Standard 306.1 [Knee and Toe Clearance] General, states, “Where space beneath an element is included as part of clear floor or ground space or turning space, the space shall comply with [Standard] 306.” Standard 306 provides ADA guidelines for knee and toe clearance at an element. The diagram on the right is representative of knee and toe clearance at a frontal approach to an element. Knee Clearance measurements pertain to disabled individuals in a wheel chair making a front approach to an element. So what this involves is the actual space for the knees of a disabled individual to go when they roll up to the element, such as a sink or water fountain.

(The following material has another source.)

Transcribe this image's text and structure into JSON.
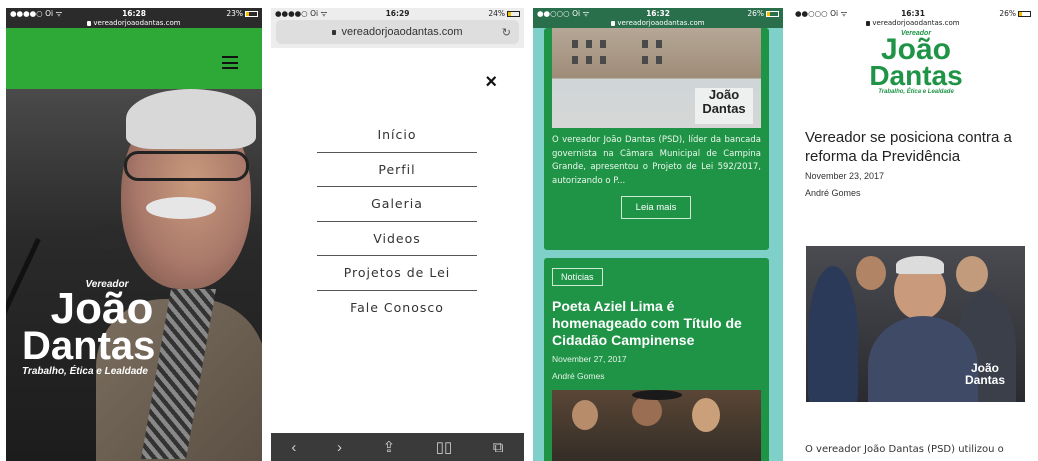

Standard 306.3 provides guidance specific to Knee Clearance. Standard 306.3.1, General, states, “Space under an element between 9 inches (230 mm) and 27 inches (685 mm) above the finish floor or ground shall be considered knee clearance and shall comply with [Standard] 306.3. Standard 306.3.2, Maximum Depth, states, “Knee clearance shall extend 25 inches (635 mm) maximum under an element at 9 inches (230 mm) above the finish floor or ground.” Standard 306.3.3, Minimum Required Depth, states, “Where knee clearance is required under an element as part of a clear floor space, the knee clearance shall be 11 inches (280 mm) deep minimum at 9 inches (230 mm) above the finish floor or ground, and 8 inches (205 mm) deep minimum at 27 inches (685 mm) above the finish floor or ground.” Standard 306.3.4, Clearance Reduction, states, “Between 9 inches (230 mm) and 27 inches (685 mm) above the finish floor or ground, the knee clearance shall be permitted to reduce at a rate of 1 inch (25 mm) in depth for each 6 inches (150 mm) in height. Standard 306.3.5, Width, states, “Knee clearance shall be 30 inches (760 mm) wide minimum.” See the diagram below for a representation of these standards.